|Polish coal company struggling to survive: Kompania Weglowa, the publicly-owned coal company, needs US$188 million before the end of March in order to survive, according to the company’s CEO Krzysztof Sedzikowski. The company has cut capital expenditure, is requiring pre-payment for deliveries and is selling its coal stockpiles at cut-rate prices. However, it will still need to win the support of financial institutions to remain viable. (Reuters)|
Coal burns UK pension funds: A review of investments by UK public sector pension funds found that 61 of them lost US$971 million in the last eighteen months on holdings in four large coal companies; BHP Billiton, Anglo American, Glencore and Rio Tinto. The research by the UK group Platform estimates that the losses could be far greater as 40 pension funds did not provide sufficient data to estimate their potential losses. (Financial Times, Platform London)
Indian agency identifies plants for coal upgrades: The Central Electricity Authority (CEA) has identified 57 coal units over 25 years old – with a capacity of 32,000 MW – which it proposes could be retired or upgraded from lower-efficiency sub-critical plants to super or ultra-supercritical plants. The CEA’s review follows a central government directive in April requiring all sub-critical plants over 25 years old be assessed for upgrading. 4000 MW of the units identified are already slated to be retired. (Hindustan Business Times)
|World Coal Association pitches coal plan to UN agency: The World Coal Association, a lobby group representing mostly Australian and US coal companies, has proposed that the United Nations Green Climate Fund finance new coal plants. The fund, established with contributions from industrialised countries to support climate mitigation and adaptation projects, declined to comment on the coal industry’s proposal. In a speech Peter Freyberg, the head of coal for Glencore – the world’s largest thermal coal exporter – complained that there was a “funding gap” for new coal plants. (Bloomberg, Reuters)|
Samsung suspends Kazak coal plant construction: Samsung Engineering has suspended construction work on the 1320 MW Balkhash coal plant in Kazakhstan due to financial difficulties. The CEO of Samsung Engineering, Park Jung-heum, said construction had been suspended due to “an issue” over the power purchase contract from the plant which made it hard to raise finance.

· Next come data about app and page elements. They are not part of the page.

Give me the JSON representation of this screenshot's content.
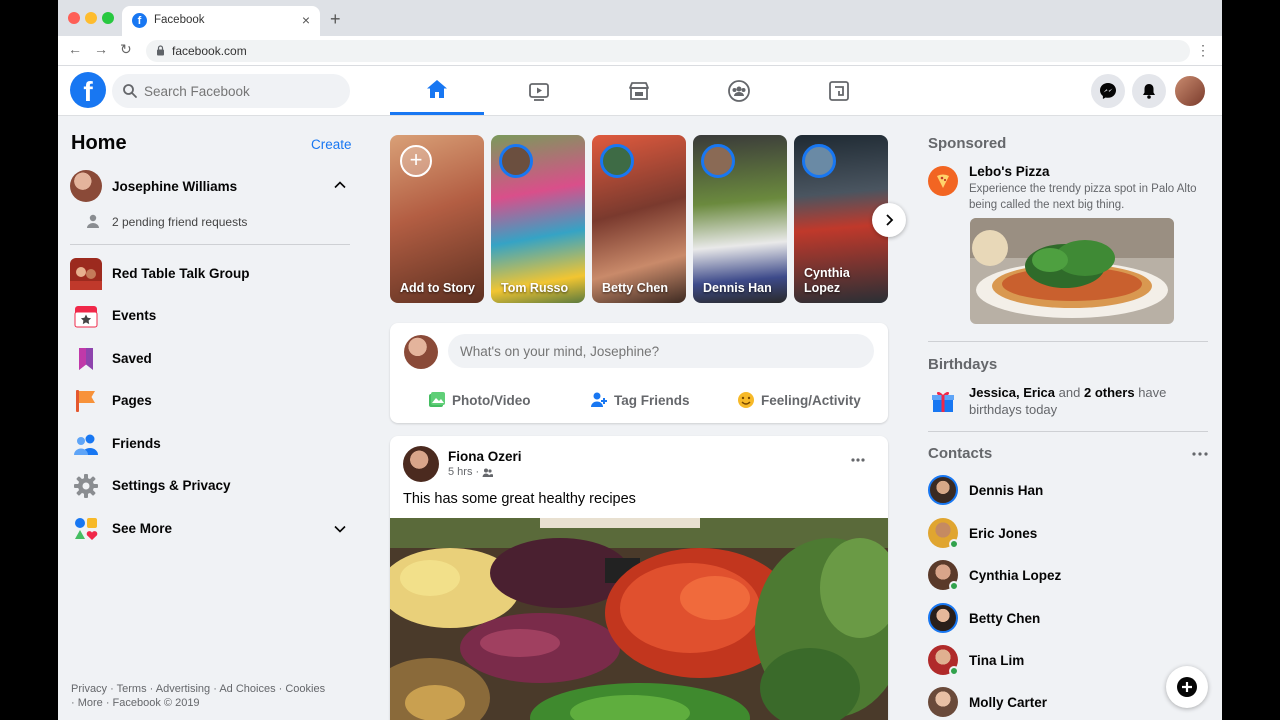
{
  "browser": {
    "tab_title": "Facebook",
    "url": "facebook.com"
  },
  "header": {
    "search_placeholder": "Search Facebook",
    "nav_tabs": [
      "home",
      "watch",
      "marketplace",
      "groups",
      "gaming"
    ],
    "active_tab": "home"
  },
  "sidebar": {
    "title": "Home",
    "create_label": "Create",
    "user_name": "Josephine Williams",
    "pending_requests": "2 pending friend requests",
    "items": [
      {
        "label": "Red Table Talk Group",
        "icon": "group-thumbnail-icon"
      },
      {
        "label": "Events",
        "icon": "calendar-icon"
      },
      {
        "label": "Saved",
        "icon": "bookmark-icon"
      },
      {
        "label": "Pages",
        "icon": "flag-icon"
      },
      {
        "label": "Friends",
        "icon": "friends-icon"
      },
      {
        "label": "Settings & Privacy",
        "icon": "gear-icon"
      },
      {
        "label": "See More",
        "icon": "see-more-icon"
      }
    ],
    "footer_line1": "Privacy · Terms · Advertising · Ad Choices · Cookies",
    "footer_line2": "· More · Facebook © 2019"
  },
  "stories": [
    {
      "name": "Add to Story",
      "type": "add"
    },
    {
      "name": "Tom Russo"
    },
    {
      "name": "Betty Chen"
    },
    {
      "name": "Dennis Han"
    },
    {
      "name": "Cynthia Lopez"
    }
  ],
  "composer": {
    "placeholder": "What's on your mind, Josephine?",
    "actions": [
      "Photo/Video",
      "Tag Friends",
      "Feeling/Activity"
    ]
  },
  "post": {
    "author": "Fiona Ozeri",
    "time": "5 hrs",
    "text": "This has some great healthy recipes"
  },
  "right": {
    "sponsored_title": "Sponsored",
    "sponsor_name": "Lebo's Pizza",
    "sponsor_desc": "Experience the trendy pizza spot in Palo Alto being called the next big thing.",
    "birthdays_title": "Birthdays",
    "birthday_names": "Jessica, Erica",
    "birthday_and": "and",
    "birthday_others": "2 others",
    "birthday_suffix": "have birthdays today",
    "contacts_title": "Contacts",
    "contacts": [
      {
        "name": "Dennis Han",
        "online": false,
        "story": true
      },
      {
        "name": "Eric Jones",
        "online": true,
        "story": false
      },
      {
        "name": "Cynthia Lopez",
        "online": true,
        "story": false
      },
      {
        "name": "Betty Chen",
        "online": false,
        "story": true
      },
      {
        "name": "Tina Lim",
        "online": true,
        "story": false
      },
      {
        "name": "Molly Carter",
        "online": false,
        "story": false
      }
    ]
  },
  "colors": {
    "brand": "#1877f2",
    "background": "#f0f2f5",
    "online": "#31a24c"
  }
}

The $2.1 billion project, which has a long and troubled history, was most recently scheduled to be completed in March 2020. (Korea Times, CoalSwarm)